Relocating the lime dosing facility to its new home within the Water Treatment Plant will improve the operation of the treatment plant. However, while the works are in progress, Council has not been able to treat the water with lime in the usual manner. To ensure our drinking water remains high quality and continues to meet ADWG standards, Council is treating the water with Sodium hydroxide to increase the alkalinity of water for the treatment process.
Lime is used to increase the pH and alkalinity of water in the treatment plant so that the important steps of coagulation and flocculation in the filtration process are optimised. Lime also increases the hardness of our drinking water so that it is less corrosive to the infrastructure needed to get the water to our taps.
Sodium hydroxide increases alkalinity, but it does not increase hardness. This is why our Total Hardness levels have fallen. Whilst our drinking water continues to meet the high standards of the ADWG, until our new lime plant is operational, our water will be softer and slightly more corrosive in the short term.
Council expected that relocation works would be finished and the usual lime dosing process would be resumed by the end of 19/20. However, implementation of COVID-19 workplace control measures has delayed progress and Council now anticipates completion in 20/21, dependent on further COVID-19 workplace control measures.
Total Hardness levels will increase again from the time the lime plant is operational.
Is our water fluoridated?
Yes, the Coffs Harbour water supply is fluoridated. Drinking water for the village of Nana Glen is not fluoridated as it is served by a seperate water supply. Find out more about water treatment
What causes our water to become discoloured?
When there is a sudden increase in the rate of water flow through pipes or a change in direction, it is possible to stir up sediments that have settled in the pipes over a period of time. These sediments are then suspended in the water, giving it a discoloured appearance. Although unsightly, the suspended particles that cause discoloured water are harmless to health.

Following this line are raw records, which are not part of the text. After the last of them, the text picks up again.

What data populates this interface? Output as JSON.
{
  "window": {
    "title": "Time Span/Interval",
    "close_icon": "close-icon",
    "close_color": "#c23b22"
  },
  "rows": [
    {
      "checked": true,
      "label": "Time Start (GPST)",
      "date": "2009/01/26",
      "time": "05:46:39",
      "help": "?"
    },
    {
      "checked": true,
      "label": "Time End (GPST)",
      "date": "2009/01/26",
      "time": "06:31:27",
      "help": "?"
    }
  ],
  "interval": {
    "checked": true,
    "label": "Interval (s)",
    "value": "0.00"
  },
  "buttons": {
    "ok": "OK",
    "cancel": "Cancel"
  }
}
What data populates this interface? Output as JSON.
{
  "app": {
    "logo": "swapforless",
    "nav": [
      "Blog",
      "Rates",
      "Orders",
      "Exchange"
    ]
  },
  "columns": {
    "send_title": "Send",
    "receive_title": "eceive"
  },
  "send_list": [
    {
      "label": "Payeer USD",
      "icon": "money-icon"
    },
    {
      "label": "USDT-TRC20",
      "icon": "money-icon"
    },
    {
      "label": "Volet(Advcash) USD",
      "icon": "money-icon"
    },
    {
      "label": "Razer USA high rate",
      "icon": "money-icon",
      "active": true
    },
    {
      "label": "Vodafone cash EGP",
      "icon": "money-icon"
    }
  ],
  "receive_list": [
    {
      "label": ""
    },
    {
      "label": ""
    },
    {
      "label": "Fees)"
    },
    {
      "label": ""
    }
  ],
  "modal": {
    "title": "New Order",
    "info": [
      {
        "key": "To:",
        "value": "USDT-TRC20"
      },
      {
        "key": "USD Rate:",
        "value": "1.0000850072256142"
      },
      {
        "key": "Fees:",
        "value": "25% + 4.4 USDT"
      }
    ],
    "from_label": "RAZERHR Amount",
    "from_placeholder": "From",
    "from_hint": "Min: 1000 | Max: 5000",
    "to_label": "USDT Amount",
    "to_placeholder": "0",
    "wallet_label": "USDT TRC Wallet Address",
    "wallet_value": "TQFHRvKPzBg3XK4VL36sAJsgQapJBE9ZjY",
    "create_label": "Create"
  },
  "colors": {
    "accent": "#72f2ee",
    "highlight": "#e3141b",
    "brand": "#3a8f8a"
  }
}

The sediment contains very fine iron and manganese particles. Burst pipes can also result in discoloured water, due to the need to reverse water flow patterns in surrounding streets.
If the discolouration stains your washing, keep the articles immersed in water and call Council on 02 6648 4000 and we can deliver a cleaning agent to help remove stains from your washing.
Why does my water have a cloudy or milky appearance?
If you experience white, cloudy or milky looking water it is caused by air in the water, and it is harmless. It can occur when work is carried out on water mains (eg. a burst water main) or when a faulty air valve allows air to enter the water pipe. If you leave the water to stand in a glass for a short period it will allow the air bubbles to be released and the water will return to a clear appearance.
Water quality for home brewing
Residents brewing drinks at home may need to know certain quality characteristics of the Coffs Harbour City Council drinking water supply to successfully set up their home brew operations.
The data below has been gathered over long period of time and is representative of the Coffs Harbour reticulated water supply.
This data covers the most common queries received by Council from the home brewing community.
|Alkalinity as CaCO3